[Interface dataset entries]
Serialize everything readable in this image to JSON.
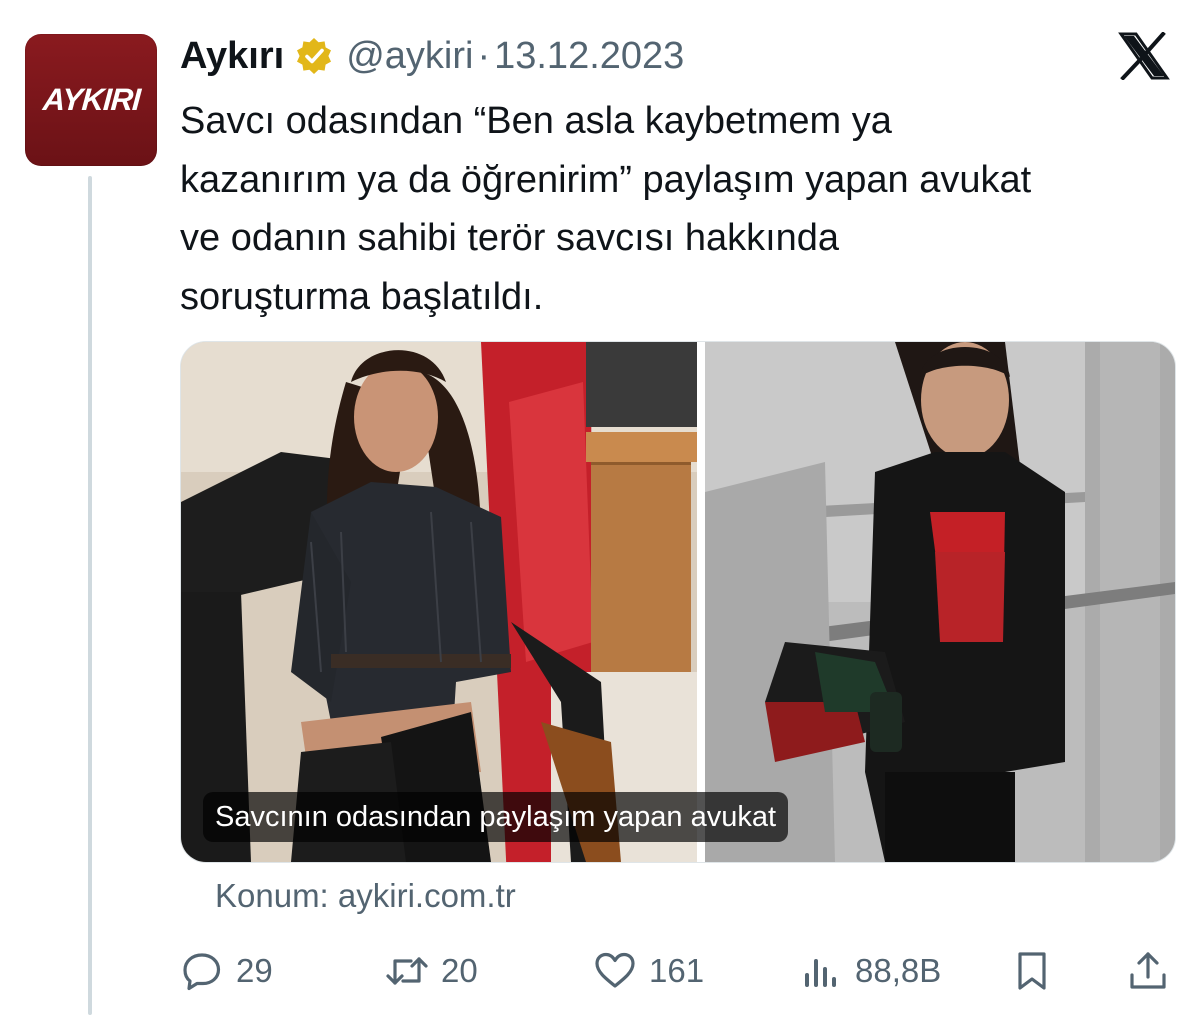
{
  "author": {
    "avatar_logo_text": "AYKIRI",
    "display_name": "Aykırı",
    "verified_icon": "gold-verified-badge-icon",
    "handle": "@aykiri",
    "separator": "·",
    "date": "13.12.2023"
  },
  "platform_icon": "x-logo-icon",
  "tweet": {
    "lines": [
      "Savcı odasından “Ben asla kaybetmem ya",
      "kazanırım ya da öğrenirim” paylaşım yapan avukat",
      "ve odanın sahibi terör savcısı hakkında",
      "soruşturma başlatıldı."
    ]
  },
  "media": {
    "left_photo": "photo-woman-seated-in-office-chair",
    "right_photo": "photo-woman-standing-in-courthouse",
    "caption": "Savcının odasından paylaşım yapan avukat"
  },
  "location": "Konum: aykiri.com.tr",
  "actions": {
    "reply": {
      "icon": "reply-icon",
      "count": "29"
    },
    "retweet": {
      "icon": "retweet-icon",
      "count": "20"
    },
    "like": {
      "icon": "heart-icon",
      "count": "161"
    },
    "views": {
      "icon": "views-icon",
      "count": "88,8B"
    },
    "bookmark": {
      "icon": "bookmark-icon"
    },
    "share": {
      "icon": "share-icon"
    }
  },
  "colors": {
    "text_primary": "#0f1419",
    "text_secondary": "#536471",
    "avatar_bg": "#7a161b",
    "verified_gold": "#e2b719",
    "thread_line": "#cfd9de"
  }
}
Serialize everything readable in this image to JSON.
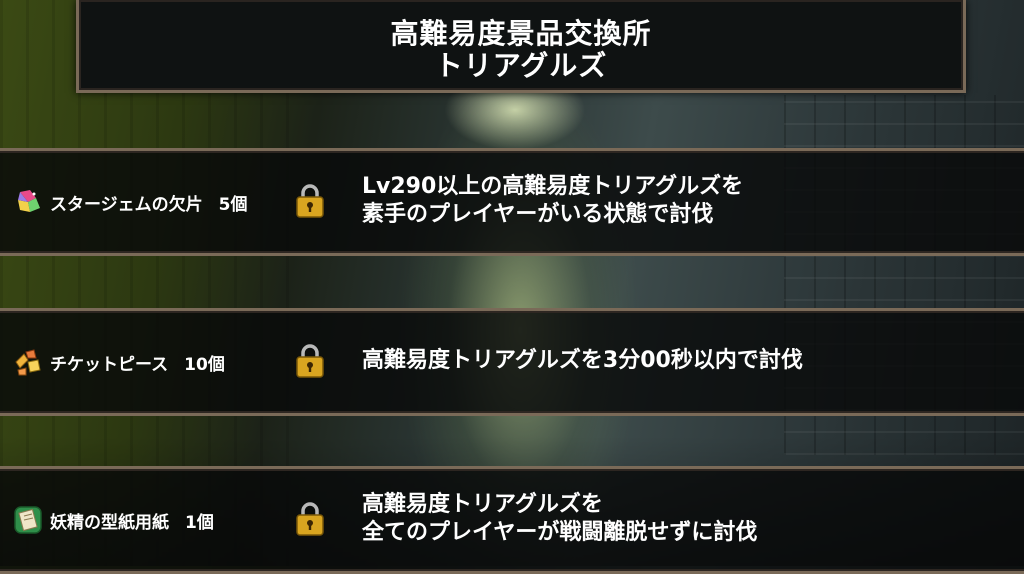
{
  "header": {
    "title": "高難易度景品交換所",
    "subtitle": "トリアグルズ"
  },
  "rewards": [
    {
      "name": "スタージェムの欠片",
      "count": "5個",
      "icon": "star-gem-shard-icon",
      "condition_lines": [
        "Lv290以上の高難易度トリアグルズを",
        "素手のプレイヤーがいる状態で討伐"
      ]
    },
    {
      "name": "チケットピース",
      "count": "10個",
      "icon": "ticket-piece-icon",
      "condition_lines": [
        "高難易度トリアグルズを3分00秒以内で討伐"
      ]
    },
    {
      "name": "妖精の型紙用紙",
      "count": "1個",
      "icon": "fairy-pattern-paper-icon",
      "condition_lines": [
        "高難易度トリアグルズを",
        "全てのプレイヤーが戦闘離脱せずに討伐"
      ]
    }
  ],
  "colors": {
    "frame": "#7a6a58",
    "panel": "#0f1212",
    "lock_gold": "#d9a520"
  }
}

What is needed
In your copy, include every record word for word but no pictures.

Solution to this problem
Serialize everything readable in this image to JSON.
{
  "author": {
    "avatar_logo_text": "AYKIRI",
    "display_name": "Aykırı",
    "verified_icon": "gold-verified-badge-icon",
    "handle": "@aykiri",
    "separator": "·",
    "date": "13.12.2023"
  },
  "platform_icon": "x-logo-icon",
  "tweet": {
    "lines": [
      "Savcı odasından “Ben asla kaybetmem ya",
      "kazanırım ya da öğrenirim” paylaşım yapan avukat",
      "ve odanın sahibi terör savcısı hakkında",
      "soruşturma başlatıldı."
    ]
  },
  "media": {
    "left_photo": "photo-woman-seated-in-office-chair",
    "right_photo": "photo-woman-standing-in-courthouse",
    "caption": "Savcının odasından paylaşım yapan avukat"
  },
  "location": "Konum: aykiri.com.tr",
  "actions": {
    "reply": {
      "icon": "reply-icon",
      "count": "29"
    },
    "retweet": {
      "icon": "retweet-icon",
      "count": "20"
    },
    "like": {
      "icon": "heart-icon",
      "count": "161"
    },
    "views": {
      "icon": "views-icon",
      "count": "88,8B"
    },
    "bookmark": {
      "icon": "bookmark-icon"
    },
    "share": {
      "icon": "share-icon"
    }
  },
  "colors": {
    "text_primary": "#0f1419",
    "text_secondary": "#536471",
    "avatar_bg": "#7a161b",
    "verified_gold": "#e2b719",
    "thread_line": "#cfd9de"
  }
}
Serialize everything readable in this image to JSON.
{
  "header": {
    "title": "高難易度景品交換所",
    "subtitle": "トリアグルズ"
  },
  "rewards": [
    {
      "name": "スタージェムの欠片",
      "count": "5個",
      "icon": "star-gem-shard-icon",
      "condition_lines": [
        "Lv290以上の高難易度トリアグルズを",
        "素手のプレイヤーがいる状態で討伐"
      ]
    },
    {
      "name": "チケットピース",
      "count": "10個",
      "icon": "ticket-piece-icon",
      "condition_lines": [
        "高難易度トリアグルズを3分00秒以内で討伐"
      ]
    },
    {
      "name": "妖精の型紙用紙",
      "count": "1個",
      "icon": "fairy-pattern-paper-icon",
      "condition_lines": [
        "高難易度トリアグルズを",
        "全てのプレイヤーが戦闘離脱せずに討伐"
      ]
    }
  ],
  "colors": {
    "frame": "#7a6a58",
    "panel": "#0f1212",
    "lock_gold": "#d9a520"
  }
}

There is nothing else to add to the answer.